[Records from a data source]
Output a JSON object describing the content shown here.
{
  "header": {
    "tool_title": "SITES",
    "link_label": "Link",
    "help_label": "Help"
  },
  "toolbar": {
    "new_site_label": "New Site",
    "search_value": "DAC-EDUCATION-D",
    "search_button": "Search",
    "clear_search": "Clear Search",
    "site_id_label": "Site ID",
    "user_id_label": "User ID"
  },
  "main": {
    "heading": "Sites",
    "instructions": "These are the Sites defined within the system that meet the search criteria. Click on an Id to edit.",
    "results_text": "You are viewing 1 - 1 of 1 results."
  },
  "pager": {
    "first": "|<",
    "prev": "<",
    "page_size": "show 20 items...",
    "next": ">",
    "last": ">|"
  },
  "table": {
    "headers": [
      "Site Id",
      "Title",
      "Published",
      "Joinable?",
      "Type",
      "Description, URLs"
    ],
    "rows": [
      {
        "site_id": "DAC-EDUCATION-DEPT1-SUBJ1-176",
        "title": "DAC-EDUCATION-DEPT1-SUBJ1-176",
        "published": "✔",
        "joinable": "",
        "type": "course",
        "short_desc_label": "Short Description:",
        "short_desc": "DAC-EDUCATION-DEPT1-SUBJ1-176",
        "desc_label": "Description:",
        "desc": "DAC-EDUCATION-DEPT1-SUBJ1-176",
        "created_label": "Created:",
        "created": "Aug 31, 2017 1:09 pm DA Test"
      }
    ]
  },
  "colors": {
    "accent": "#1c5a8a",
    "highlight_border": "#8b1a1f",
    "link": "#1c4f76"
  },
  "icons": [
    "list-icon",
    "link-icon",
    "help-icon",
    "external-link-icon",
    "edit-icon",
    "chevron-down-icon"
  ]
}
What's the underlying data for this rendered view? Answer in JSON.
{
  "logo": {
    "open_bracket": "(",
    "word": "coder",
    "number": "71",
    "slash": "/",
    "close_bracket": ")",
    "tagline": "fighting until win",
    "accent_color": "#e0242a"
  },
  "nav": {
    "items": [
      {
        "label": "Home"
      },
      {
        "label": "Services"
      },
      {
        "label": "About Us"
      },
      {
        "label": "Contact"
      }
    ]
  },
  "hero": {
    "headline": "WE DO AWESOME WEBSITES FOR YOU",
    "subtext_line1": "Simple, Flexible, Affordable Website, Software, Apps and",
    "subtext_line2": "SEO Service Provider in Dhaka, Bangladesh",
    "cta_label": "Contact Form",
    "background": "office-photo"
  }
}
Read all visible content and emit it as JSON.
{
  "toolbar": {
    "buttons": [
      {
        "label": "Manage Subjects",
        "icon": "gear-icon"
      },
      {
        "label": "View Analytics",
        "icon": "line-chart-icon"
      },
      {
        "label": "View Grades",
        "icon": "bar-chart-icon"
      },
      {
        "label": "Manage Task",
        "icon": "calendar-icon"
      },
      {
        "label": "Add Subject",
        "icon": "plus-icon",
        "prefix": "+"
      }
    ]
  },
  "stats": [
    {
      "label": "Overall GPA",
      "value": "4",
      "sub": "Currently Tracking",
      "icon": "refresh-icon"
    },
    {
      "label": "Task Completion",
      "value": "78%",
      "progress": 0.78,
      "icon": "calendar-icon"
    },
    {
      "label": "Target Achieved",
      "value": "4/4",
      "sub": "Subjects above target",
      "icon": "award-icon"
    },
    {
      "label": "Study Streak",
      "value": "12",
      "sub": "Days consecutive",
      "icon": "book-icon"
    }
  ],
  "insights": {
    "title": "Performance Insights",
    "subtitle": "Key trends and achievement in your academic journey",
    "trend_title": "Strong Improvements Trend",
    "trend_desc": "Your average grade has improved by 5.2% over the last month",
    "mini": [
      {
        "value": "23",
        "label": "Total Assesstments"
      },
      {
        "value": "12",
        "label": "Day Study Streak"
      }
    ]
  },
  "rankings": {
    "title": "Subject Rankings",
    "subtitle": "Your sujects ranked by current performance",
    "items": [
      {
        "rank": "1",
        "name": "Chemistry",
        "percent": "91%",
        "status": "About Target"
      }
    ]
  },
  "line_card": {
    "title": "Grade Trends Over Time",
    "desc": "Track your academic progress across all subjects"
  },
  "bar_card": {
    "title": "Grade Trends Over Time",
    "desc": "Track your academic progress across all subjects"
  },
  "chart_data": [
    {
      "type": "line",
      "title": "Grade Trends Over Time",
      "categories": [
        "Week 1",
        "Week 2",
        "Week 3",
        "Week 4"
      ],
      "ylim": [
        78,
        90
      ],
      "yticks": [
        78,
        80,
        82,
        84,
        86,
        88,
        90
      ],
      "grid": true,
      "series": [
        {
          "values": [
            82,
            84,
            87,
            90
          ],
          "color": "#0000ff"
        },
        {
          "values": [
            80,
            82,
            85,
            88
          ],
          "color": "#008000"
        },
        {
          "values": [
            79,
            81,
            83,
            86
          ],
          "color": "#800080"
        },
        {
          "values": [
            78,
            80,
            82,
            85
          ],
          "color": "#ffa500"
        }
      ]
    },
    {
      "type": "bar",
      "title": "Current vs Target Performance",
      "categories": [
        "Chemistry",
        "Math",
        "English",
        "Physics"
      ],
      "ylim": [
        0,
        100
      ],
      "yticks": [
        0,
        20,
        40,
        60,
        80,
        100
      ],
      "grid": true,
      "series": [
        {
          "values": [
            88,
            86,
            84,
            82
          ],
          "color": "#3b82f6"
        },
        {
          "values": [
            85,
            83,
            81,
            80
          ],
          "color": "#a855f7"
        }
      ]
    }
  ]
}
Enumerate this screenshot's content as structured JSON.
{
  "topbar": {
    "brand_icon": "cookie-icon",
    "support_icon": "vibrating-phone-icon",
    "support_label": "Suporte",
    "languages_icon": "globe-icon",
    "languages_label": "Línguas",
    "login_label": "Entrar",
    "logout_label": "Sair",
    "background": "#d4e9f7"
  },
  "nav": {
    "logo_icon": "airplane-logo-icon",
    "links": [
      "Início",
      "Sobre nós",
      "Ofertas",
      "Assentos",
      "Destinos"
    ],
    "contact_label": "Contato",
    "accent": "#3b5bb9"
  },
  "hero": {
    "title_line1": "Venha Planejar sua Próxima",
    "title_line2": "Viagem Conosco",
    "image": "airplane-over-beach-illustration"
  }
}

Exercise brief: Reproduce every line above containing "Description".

Problem solution:
      "Description, URLs"
        "short_desc_label": "Short Description:",
        "desc_label": "Description:",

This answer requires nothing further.